Online Instruction

MOU on Distance Education between AFT 1493 and SMCCCD (9/12/08)

Resisting the push to make distance ed. the new normal (May 2020)
Special focus on the rise of online courses and their impact:

 Face-to-face teaching must remain the core of higher ed.
–  Concerns are raised about proprietary online education tools as Instructure (owner of Canvas) is sold for $2 billion
–  Students’ perspectives on taking online courses
–  Selected readings on the impact of online education

California’s $175 million online community college graduated just 12 students in its first year, audit finds (S.F. Chronicle, 5/11/21)
Calbright College once again faces opposition that seeks to shut it down (EdSource, 5/7/21)
College Courses Online Are Disappointing. Here’s How to Fix Them (New York Times, 7/8/20)
California’s online-only community college is flunking out with legislators (S.F. Chronicle, 6/10/20)
Online schooling is highlighting the inequality in our classrooms (Salon, 4/27/20)
Calbright funds would be better spent on health benefits for part-time community college faculty (EdSource, 4/24/20)
Calbright College opens Tuesday — where are the students and teachers? (S.F. Chronicle, 9/28/19)
CFT opposes online-only community college (Feb. 2018)


AFT Distance Education: Guidelines for Good Practice
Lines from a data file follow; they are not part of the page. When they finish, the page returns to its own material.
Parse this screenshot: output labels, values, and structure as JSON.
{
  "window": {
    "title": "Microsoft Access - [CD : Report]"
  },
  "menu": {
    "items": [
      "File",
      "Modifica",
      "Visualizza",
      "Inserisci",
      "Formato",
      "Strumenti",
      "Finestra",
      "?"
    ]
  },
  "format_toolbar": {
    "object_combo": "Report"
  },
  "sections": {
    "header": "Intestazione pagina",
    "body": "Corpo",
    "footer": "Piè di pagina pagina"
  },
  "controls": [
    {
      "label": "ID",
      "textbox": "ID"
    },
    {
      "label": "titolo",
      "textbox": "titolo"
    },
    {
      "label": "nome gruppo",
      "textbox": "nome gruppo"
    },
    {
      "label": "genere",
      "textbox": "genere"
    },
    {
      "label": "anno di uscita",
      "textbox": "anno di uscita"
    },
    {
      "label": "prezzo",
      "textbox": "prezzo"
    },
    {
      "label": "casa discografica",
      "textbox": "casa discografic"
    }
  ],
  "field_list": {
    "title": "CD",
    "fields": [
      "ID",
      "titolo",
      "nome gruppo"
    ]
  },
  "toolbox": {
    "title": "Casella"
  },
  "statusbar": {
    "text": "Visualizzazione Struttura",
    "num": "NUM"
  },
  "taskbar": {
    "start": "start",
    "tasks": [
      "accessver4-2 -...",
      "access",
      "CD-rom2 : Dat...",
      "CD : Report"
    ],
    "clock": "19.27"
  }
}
  1. Faculty must retain academic control
  2. Faculty must be prepared to meet the special requirements of teaching at a distance
  3. Course design should be shaped to the potentials of the medium
  4. Students must fully understand course requirements and be prepared to succeed
  5. Close personal interaction must be maintained
  6. Class Size should be set through normal faculty channels
  7. Courses should cover all material
  8. Experimentation with a broad variety of subjects should be encouraged
  9. Equivalent research opportunities must be provided
  10. Student assessment should be comparable
  11. Equivalent advisement opportunities must be offered
  12. Faculty should retain creative control over use and re-use of materials
  13. Full undergraduate degree programs should include same-time same-place coursework
  14. Evaluation of distance coursework should be undertaken at all levels

Today, technology can be seen in almost every aspect of higher education, whether it is student services and human resources software, course management systems for on-site and distance courses, the increase in communication with students via e-mail, laptops in classrooms, hybrid classes, faculty in one state teaching for institutions in another via distance, or faster and greater access to research materials via the Internet.

How technology will affect higher education in the future is hard to predict, but there is no reason to believe that efforts to expand the use of technology will abate. Consequently, the AFT is looking broadly at how technology is influencing higher education as a whole, and our effort must be ongoing to keep pace with new developments. That focus is reflected in our recent publications.